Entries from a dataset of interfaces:
********

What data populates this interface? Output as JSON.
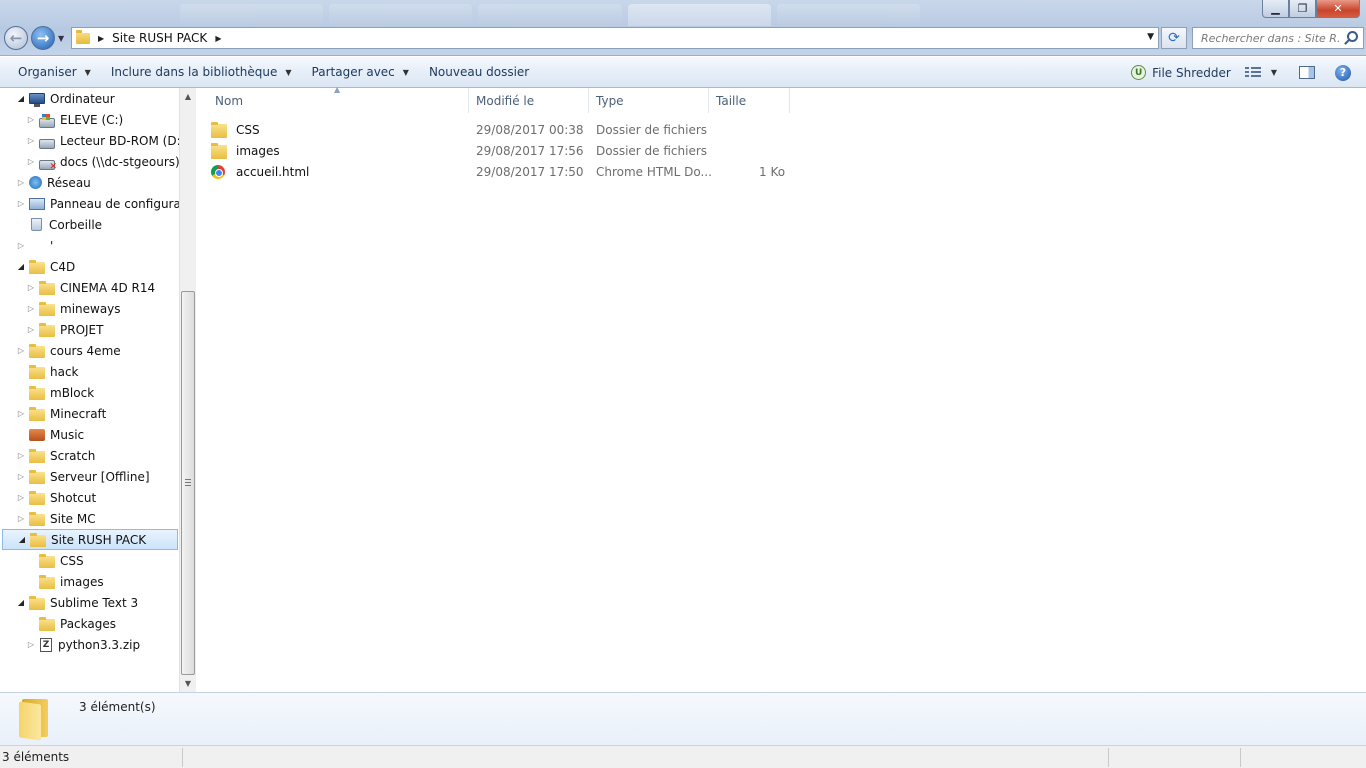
{
  "window": {
    "controls": {
      "minimize": "▁",
      "maximize": "❐",
      "close": "✕"
    }
  },
  "address": {
    "path": [
      "Site RUSH PACK"
    ],
    "search_placeholder": "Rechercher dans : Site R..."
  },
  "toolbar": {
    "items": [
      "Organiser",
      "Inclure dans la bibliothèque",
      "Partager avec",
      "Nouveau dossier"
    ],
    "has_caret": [
      true,
      true,
      true,
      false
    ],
    "file_shredder": "File Shredder"
  },
  "tree": [
    {
      "label": "Ordinateur",
      "icon": "computer-icon",
      "indent": 0,
      "expander": "open"
    },
    {
      "label": "ELEVE (C:)",
      "icon": "system-drive-icon",
      "indent": 1,
      "expander": "closed"
    },
    {
      "label": "Lecteur BD-ROM (D:)",
      "icon": "optical-drive-icon",
      "indent": 1,
      "expander": "closed"
    },
    {
      "label": "docs (\\\\dc-stgeours) (",
      "icon": "disconnected-network-drive-icon",
      "indent": 1,
      "expander": "closed"
    },
    {
      "label": "Réseau",
      "icon": "network-icon",
      "indent": 0,
      "expander": "closed"
    },
    {
      "label": "Panneau de configuratio",
      "icon": "control-panel-icon",
      "indent": 0,
      "expander": "closed"
    },
    {
      "label": "Corbeille",
      "icon": "recycle-bin-icon",
      "indent": 0,
      "expander": "none"
    },
    {
      "label": "'",
      "icon": "none",
      "indent": 0,
      "expander": "closed"
    },
    {
      "label": "C4D",
      "icon": "folder-icon",
      "indent": 0,
      "expander": "open"
    },
    {
      "label": "CINEMA 4D R14",
      "icon": "folder-icon",
      "indent": 1,
      "expander": "closed"
    },
    {
      "label": "mineways",
      "icon": "folder-icon",
      "indent": 1,
      "expander": "closed"
    },
    {
      "label": "PROJET",
      "icon": "folder-icon",
      "indent": 1,
      "expander": "closed"
    },
    {
      "label": "cours 4eme",
      "icon": "folder-icon",
      "indent": 0,
      "expander": "closed"
    },
    {
      "label": "hack",
      "icon": "folder-icon",
      "indent": 0,
      "expander": "none"
    },
    {
      "label": "mBlock",
      "icon": "folder-icon",
      "indent": 0,
      "expander": "none"
    },
    {
      "label": "Minecraft",
      "icon": "folder-icon",
      "indent": 0,
      "expander": "closed"
    },
    {
      "label": "Music",
      "icon": "music-library-icon",
      "indent": 0,
      "expander": "none"
    },
    {
      "label": "Scratch",
      "icon": "folder-icon",
      "indent": 0,
      "expander": "closed"
    },
    {
      "label": "Serveur [Offline]",
      "icon": "folder-icon",
      "indent": 0,
      "expander": "closed"
    },
    {
      "label": "Shotcut",
      "icon": "folder-icon",
      "indent": 0,
      "expander": "closed"
    },
    {
      "label": "Site MC",
      "icon": "folder-icon",
      "indent": 0,
      "expander": "closed"
    },
    {
      "label": "Site RUSH PACK",
      "icon": "folder-icon",
      "indent": 0,
      "expander": "open",
      "selected": true
    },
    {
      "label": "CSS",
      "icon": "folder-icon",
      "indent": 1,
      "expander": "none"
    },
    {
      "label": "images",
      "icon": "folder-icon",
      "indent": 1,
      "expander": "none"
    },
    {
      "label": "Sublime Text 3",
      "icon": "folder-icon",
      "indent": 0,
      "expander": "open"
    },
    {
      "label": "Packages",
      "icon": "folder-icon",
      "indent": 1,
      "expander": "none"
    },
    {
      "label": "python3.3.zip",
      "icon": "zip-icon",
      "indent": 1,
      "expander": "closed"
    }
  ],
  "columns": [
    "Nom",
    "Modifié le",
    "Type",
    "Taille"
  ],
  "files": [
    {
      "name": "CSS",
      "modified": "29/08/2017 00:38",
      "type": "Dossier de fichiers",
      "size": "",
      "icon": "folder-icon"
    },
    {
      "name": "images",
      "modified": "29/08/2017 17:56",
      "type": "Dossier de fichiers",
      "size": "",
      "icon": "folder-icon"
    },
    {
      "name": "accueil.html",
      "modified": "29/08/2017 17:50",
      "type": "Chrome HTML Do...",
      "size": "1 Ko",
      "icon": "chrome-icon"
    }
  ],
  "details": {
    "count": "3 élément(s)"
  },
  "status": {
    "text": "3 éléments"
  }
}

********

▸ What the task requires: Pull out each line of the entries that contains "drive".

▸ Task response:
      "icon": "system-drive-icon",
      "icon": "optical-drive-icon",
      "icon": "disconnected-network-drive-icon",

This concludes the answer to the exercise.